**Work item:**
For each record below, set it down exactly but leave out any picture.

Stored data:
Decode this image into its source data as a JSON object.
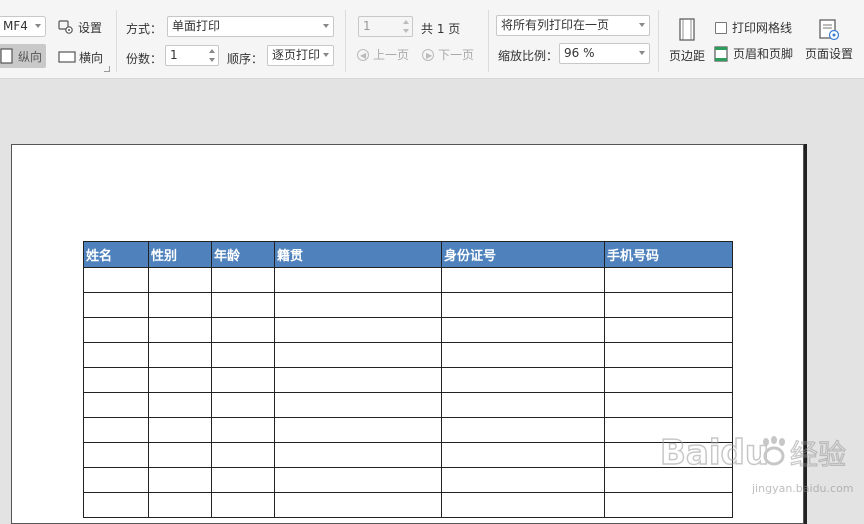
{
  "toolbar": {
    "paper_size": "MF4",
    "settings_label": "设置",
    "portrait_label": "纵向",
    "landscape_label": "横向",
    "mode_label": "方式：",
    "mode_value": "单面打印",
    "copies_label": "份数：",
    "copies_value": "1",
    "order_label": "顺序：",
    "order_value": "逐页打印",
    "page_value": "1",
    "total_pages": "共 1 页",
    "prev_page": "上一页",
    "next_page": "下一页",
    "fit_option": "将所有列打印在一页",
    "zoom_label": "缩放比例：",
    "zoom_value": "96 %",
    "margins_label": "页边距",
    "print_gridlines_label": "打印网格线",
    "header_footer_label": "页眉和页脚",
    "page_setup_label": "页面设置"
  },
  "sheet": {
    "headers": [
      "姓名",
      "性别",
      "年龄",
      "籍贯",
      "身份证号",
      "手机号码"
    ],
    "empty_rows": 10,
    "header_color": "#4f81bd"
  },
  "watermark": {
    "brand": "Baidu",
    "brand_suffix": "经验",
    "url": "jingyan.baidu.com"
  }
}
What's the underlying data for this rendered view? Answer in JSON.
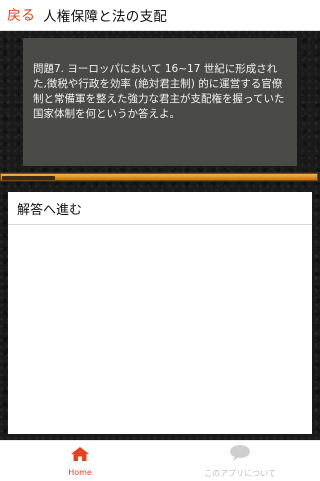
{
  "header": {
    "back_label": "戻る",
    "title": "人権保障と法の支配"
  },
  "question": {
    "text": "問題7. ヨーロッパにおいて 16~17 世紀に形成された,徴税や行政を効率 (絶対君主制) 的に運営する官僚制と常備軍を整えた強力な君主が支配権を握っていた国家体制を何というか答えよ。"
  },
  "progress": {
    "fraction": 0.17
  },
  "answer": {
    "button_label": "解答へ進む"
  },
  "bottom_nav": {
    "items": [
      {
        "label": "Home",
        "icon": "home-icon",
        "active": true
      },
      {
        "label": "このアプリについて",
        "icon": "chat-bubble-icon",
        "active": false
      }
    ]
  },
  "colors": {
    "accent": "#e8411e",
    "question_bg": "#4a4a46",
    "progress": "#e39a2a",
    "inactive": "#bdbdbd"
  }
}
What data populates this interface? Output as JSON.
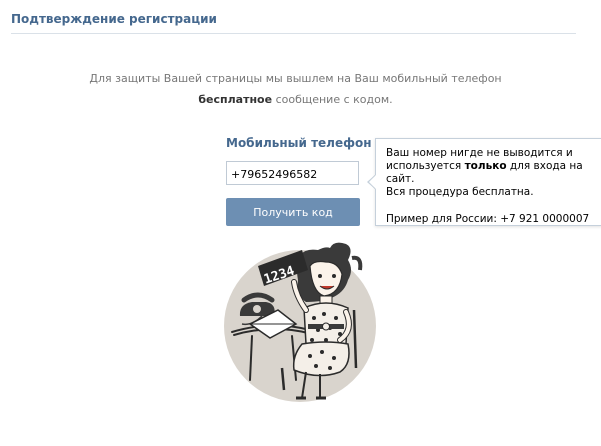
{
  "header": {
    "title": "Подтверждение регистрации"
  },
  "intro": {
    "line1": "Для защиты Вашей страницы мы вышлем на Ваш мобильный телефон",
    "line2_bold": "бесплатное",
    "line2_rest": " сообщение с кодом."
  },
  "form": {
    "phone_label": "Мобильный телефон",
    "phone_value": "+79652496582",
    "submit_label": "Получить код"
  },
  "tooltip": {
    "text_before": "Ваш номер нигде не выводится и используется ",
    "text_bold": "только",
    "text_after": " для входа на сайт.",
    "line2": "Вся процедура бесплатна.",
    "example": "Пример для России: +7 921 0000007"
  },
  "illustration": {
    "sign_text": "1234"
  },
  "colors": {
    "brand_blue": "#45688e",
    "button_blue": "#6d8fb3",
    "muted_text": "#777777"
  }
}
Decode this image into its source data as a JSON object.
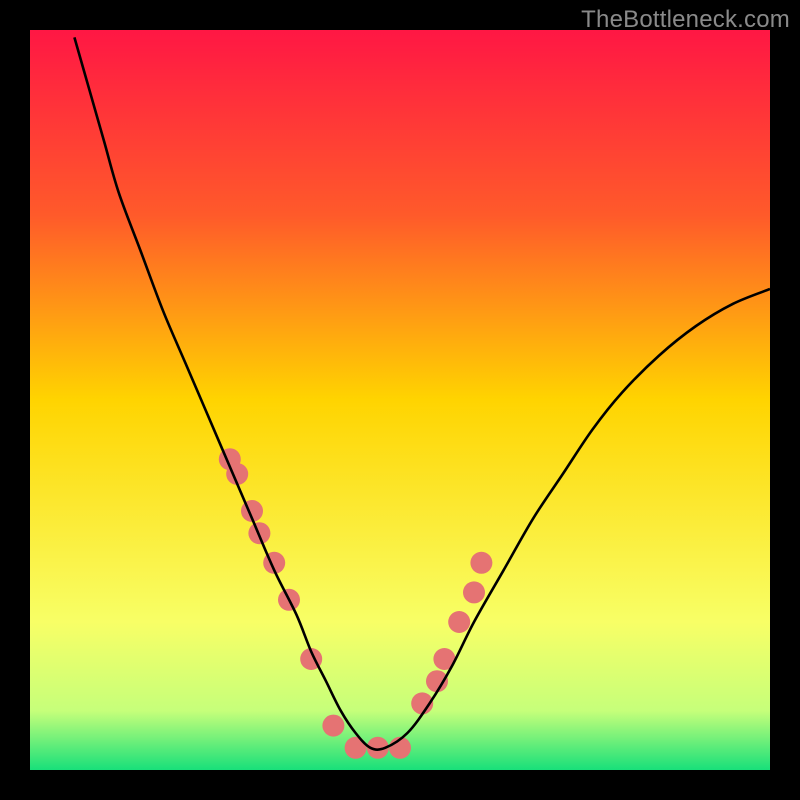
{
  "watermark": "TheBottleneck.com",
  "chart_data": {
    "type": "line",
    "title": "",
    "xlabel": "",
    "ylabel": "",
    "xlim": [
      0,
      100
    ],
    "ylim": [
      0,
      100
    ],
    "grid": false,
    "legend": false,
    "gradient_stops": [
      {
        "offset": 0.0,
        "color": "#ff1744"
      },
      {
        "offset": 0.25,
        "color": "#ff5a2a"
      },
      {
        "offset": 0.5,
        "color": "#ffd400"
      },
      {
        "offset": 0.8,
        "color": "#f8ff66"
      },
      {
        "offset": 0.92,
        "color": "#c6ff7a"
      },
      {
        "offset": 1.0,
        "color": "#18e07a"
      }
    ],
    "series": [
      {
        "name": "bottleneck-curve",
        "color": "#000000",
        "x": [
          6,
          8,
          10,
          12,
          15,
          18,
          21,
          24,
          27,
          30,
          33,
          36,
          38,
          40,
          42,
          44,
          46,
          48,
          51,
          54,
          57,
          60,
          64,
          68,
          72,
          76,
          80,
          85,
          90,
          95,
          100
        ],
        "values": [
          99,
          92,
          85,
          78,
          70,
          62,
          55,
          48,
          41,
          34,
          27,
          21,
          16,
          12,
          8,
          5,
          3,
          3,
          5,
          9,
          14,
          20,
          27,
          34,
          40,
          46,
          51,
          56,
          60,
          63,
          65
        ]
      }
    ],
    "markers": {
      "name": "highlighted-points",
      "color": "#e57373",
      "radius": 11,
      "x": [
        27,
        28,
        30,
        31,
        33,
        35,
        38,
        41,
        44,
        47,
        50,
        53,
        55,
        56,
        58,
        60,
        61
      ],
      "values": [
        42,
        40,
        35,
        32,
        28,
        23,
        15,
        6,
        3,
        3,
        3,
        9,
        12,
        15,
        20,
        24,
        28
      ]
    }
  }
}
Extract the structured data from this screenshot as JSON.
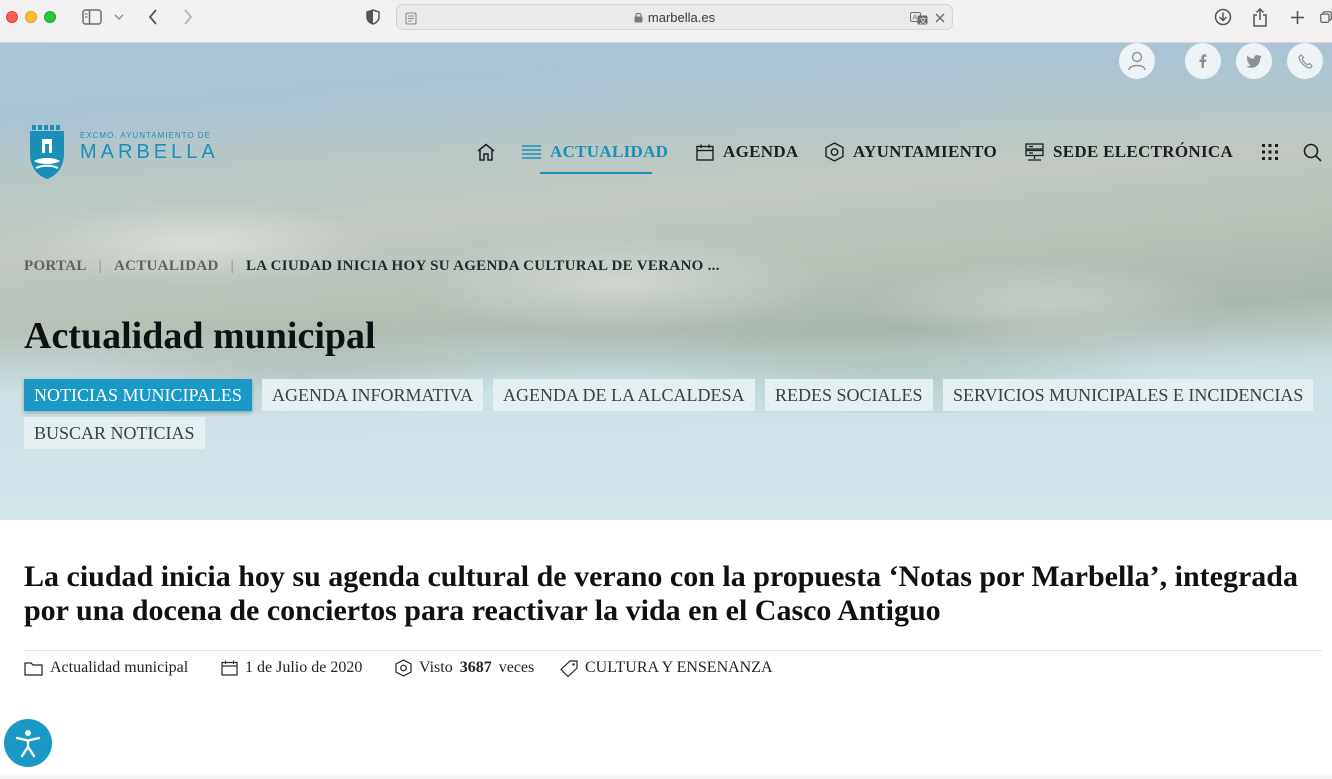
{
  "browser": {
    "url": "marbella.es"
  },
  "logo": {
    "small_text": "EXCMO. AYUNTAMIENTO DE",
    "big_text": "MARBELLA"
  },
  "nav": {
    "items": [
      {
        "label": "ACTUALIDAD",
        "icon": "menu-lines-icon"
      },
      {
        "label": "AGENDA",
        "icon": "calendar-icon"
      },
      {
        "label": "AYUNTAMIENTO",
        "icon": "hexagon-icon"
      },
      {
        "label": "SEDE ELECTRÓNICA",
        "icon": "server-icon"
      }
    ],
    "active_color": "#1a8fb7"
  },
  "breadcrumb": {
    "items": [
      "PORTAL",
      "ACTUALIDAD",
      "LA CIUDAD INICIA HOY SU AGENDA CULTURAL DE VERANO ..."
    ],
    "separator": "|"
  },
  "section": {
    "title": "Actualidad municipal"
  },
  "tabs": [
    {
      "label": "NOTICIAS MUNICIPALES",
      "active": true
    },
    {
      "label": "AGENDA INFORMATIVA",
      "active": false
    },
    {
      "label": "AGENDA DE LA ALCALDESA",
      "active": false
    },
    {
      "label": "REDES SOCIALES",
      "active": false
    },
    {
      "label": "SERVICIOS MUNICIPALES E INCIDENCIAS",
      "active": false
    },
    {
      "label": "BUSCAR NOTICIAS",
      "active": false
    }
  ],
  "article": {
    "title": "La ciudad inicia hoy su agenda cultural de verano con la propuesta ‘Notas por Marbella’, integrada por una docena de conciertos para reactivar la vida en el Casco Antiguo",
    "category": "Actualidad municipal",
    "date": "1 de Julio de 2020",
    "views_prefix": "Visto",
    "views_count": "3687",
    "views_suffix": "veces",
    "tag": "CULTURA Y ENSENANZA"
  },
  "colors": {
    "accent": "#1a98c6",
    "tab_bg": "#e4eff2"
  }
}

**Solved exercise:**
Decode this image into its source data as a JSON object.
{
  "toolbar": {
    "paper_size": "MF4",
    "settings_label": "设置",
    "portrait_label": "纵向",
    "landscape_label": "横向",
    "mode_label": "方式：",
    "mode_value": "单面打印",
    "copies_label": "份数：",
    "copies_value": "1",
    "order_label": "顺序：",
    "order_value": "逐页打印",
    "page_value": "1",
    "total_pages": "共 1 页",
    "prev_page": "上一页",
    "next_page": "下一页",
    "fit_option": "将所有列打印在一页",
    "zoom_label": "缩放比例：",
    "zoom_value": "96 %",
    "margins_label": "页边距",
    "print_gridlines_label": "打印网格线",
    "header_footer_label": "页眉和页脚",
    "page_setup_label": "页面设置"
  },
  "sheet": {
    "headers": [
      "姓名",
      "性别",
      "年龄",
      "籍贯",
      "身份证号",
      "手机号码"
    ],
    "empty_rows": 10,
    "header_color": "#4f81bd"
  },
  "watermark": {
    "brand": "Baidu",
    "brand_suffix": "经验",
    "url": "jingyan.baidu.com"
  }
}
What's the underlying data for this rendered view? Answer in JSON.
{
  "header": {
    "back_label": "戻る",
    "title": "人権保障と法の支配"
  },
  "question": {
    "text": "問題7. ヨーロッパにおいて 16~17 世紀に形成された,徴税や行政を効率 (絶対君主制) 的に運営する官僚制と常備軍を整えた強力な君主が支配権を握っていた国家体制を何というか答えよ。"
  },
  "progress": {
    "fraction": 0.17
  },
  "answer": {
    "button_label": "解答へ進む"
  },
  "bottom_nav": {
    "items": [
      {
        "label": "Home",
        "icon": "home-icon",
        "active": true
      },
      {
        "label": "このアプリについて",
        "icon": "chat-bubble-icon",
        "active": false
      }
    ]
  },
  "colors": {
    "accent": "#e8411e",
    "question_bg": "#4a4a46",
    "progress": "#e39a2a",
    "inactive": "#bdbdbd"
  }
}
What data populates this interface? Output as JSON.
{
  "header": {
    "title": "Подтверждение регистрации"
  },
  "intro": {
    "line1": "Для защиты Вашей страницы мы вышлем на Ваш мобильный телефон",
    "line2_bold": "бесплатное",
    "line2_rest": " сообщение с кодом."
  },
  "form": {
    "phone_label": "Мобильный телефон",
    "phone_value": "+79652496582",
    "submit_label": "Получить код"
  },
  "tooltip": {
    "text_before": "Ваш номер нигде не выводится и используется ",
    "text_bold": "только",
    "text_after": " для входа на сайт.",
    "line2": "Вся процедура бесплатна.",
    "example": "Пример для России: +7 921 0000007"
  },
  "illustration": {
    "sign_text": "1234"
  },
  "colors": {
    "brand_blue": "#45688e",
    "button_blue": "#6d8fb3",
    "muted_text": "#777777"
  }
}
Decode this image into its source data as a JSON object.
{
  "watermark": "TheBottleneck.com",
  "chart_data": {
    "type": "line",
    "title": "",
    "xlabel": "",
    "ylabel": "",
    "xlim": [
      0,
      100
    ],
    "ylim": [
      0,
      100
    ],
    "grid": false,
    "legend": false,
    "gradient_stops": [
      {
        "offset": 0.0,
        "color": "#ff1744"
      },
      {
        "offset": 0.25,
        "color": "#ff5a2a"
      },
      {
        "offset": 0.5,
        "color": "#ffd400"
      },
      {
        "offset": 0.8,
        "color": "#f8ff66"
      },
      {
        "offset": 0.92,
        "color": "#c6ff7a"
      },
      {
        "offset": 1.0,
        "color": "#18e07a"
      }
    ],
    "series": [
      {
        "name": "bottleneck-curve",
        "color": "#000000",
        "x": [
          6,
          8,
          10,
          12,
          15,
          18,
          21,
          24,
          27,
          30,
          33,
          36,
          38,
          40,
          42,
          44,
          46,
          48,
          51,
          54,
          57,
          60,
          64,
          68,
          72,
          76,
          80,
          85,
          90,
          95,
          100
        ],
        "values": [
          99,
          92,
          85,
          78,
          70,
          62,
          55,
          48,
          41,
          34,
          27,
          21,
          16,
          12,
          8,
          5,
          3,
          3,
          5,
          9,
          14,
          20,
          27,
          34,
          40,
          46,
          51,
          56,
          60,
          63,
          65
        ]
      }
    ],
    "markers": {
      "name": "highlighted-points",
      "color": "#e57373",
      "radius": 11,
      "x": [
        27,
        28,
        30,
        31,
        33,
        35,
        38,
        41,
        44,
        47,
        50,
        53,
        55,
        56,
        58,
        60,
        61
      ],
      "values": [
        42,
        40,
        35,
        32,
        28,
        23,
        15,
        6,
        3,
        3,
        3,
        9,
        12,
        15,
        20,
        24,
        28
      ]
    }
  }
}
Extract the structured data from this screenshot as JSON.
{
  "browser": {
    "url": "marbella.es"
  },
  "logo": {
    "small_text": "EXCMO. AYUNTAMIENTO DE",
    "big_text": "MARBELLA"
  },
  "nav": {
    "items": [
      {
        "label": "ACTUALIDAD",
        "icon": "menu-lines-icon"
      },
      {
        "label": "AGENDA",
        "icon": "calendar-icon"
      },
      {
        "label": "AYUNTAMIENTO",
        "icon": "hexagon-icon"
      },
      {
        "label": "SEDE ELECTRÓNICA",
        "icon": "server-icon"
      }
    ],
    "active_color": "#1a8fb7"
  },
  "breadcrumb": {
    "items": [
      "PORTAL",
      "ACTUALIDAD",
      "LA CIUDAD INICIA HOY SU AGENDA CULTURAL DE VERANO ..."
    ],
    "separator": "|"
  },
  "section": {
    "title": "Actualidad municipal"
  },
  "tabs": [
    {
      "label": "NOTICIAS MUNICIPALES",
      "active": true
    },
    {
      "label": "AGENDA INFORMATIVA",
      "active": false
    },
    {
      "label": "AGENDA DE LA ALCALDESA",
      "active": false
    },
    {
      "label": "REDES SOCIALES",
      "active": false
    },
    {
      "label": "SERVICIOS MUNICIPALES E INCIDENCIAS",
      "active": false
    },
    {
      "label": "BUSCAR NOTICIAS",
      "active": false
    }
  ],
  "article": {
    "title": "La ciudad inicia hoy su agenda cultural de verano con la propuesta ‘Notas por Marbella’, integrada por una docena de conciertos para reactivar la vida en el Casco Antiguo",
    "category": "Actualidad municipal",
    "date": "1 de Julio de 2020",
    "views_prefix": "Visto",
    "views_count": "3687",
    "views_suffix": "veces",
    "tag": "CULTURA Y ENSENANZA"
  },
  "colors": {
    "accent": "#1a98c6",
    "tab_bg": "#e4eff2"
  }
}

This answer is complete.